This Halloween, along with the shrieks and shtick, you may want to take a few minutes to appreciate the role of ghosts in our haunted pasts and how they guide us to lead moral and ethical lives.


John F. Gunn III, Doctoral Candidate, Family Science and Human Development, Montclair State University: Is there any evidence to support the claim that believing in ghosts makes you a more moral person? If not all I see here is a rehashing of the claim that you need belief and/or religion to be a good person (a rather tired and outdated way of thinking that is not backed by evidence).

robin wallace, In reply to John F. Gunn III: Well, in the middle ages, the author says people paid the church to absolve their sins when they saw a ghost … … but I guess that’s just extortion and people were then free again to sin and absolve, sin and absolve … hmmm, seems the more money you had, the more sin you could get away with and still go to heaven … yeah, as with religion on the whole, no evidence ….

This undated photo provided by Flywheel shows Sarah Robb O’Hagan, CEO of Flywheel Sports. Hagan recently sat down with The Associated Press. The company is now expanding to other types of workouts and an on-demand service for those who can’t make it to one of the company’s locations. (Aviva Klein/Flywheel via AP) undated photo provided by Flywheel shows Sarah Robb O’Hagan, CEO of Flywheel Sports. Hagan recently sat down with The Associated Press. The company is now expanding to other types of workouts and an on-demand service for those who can’t make it to one of the company’s locations. (Aviva Klein/Flywheel via AP)

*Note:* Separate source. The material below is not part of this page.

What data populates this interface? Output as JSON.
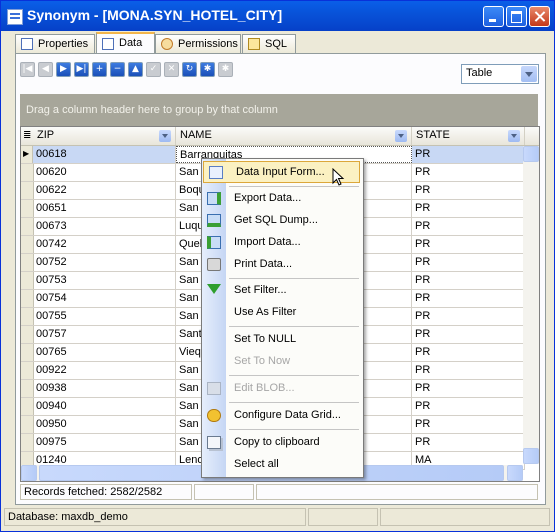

This undated photo provided by Flywheel shows Sarah Robb O’Hagan, CEO of Flywheel Sports. Hagan recently sat down with The Associated Press. The company is now expanding to other types of workouts and an on-demand service for those who can’t make it to one of the company’s locations. (Aviva Klein/Flywheel via AP) undated photo provided by Flywheel shows Sarah Robb O’Hagan, CEO of Flywheel Sports. Hagan recently sat down with The Associated Press. The company is now expanding to other types of workouts and an on-demand service for those who can’t make it to one of the company’s locations. (Aviva Klein/Flywheel via AP)
News & Views

Staff & Wire Reports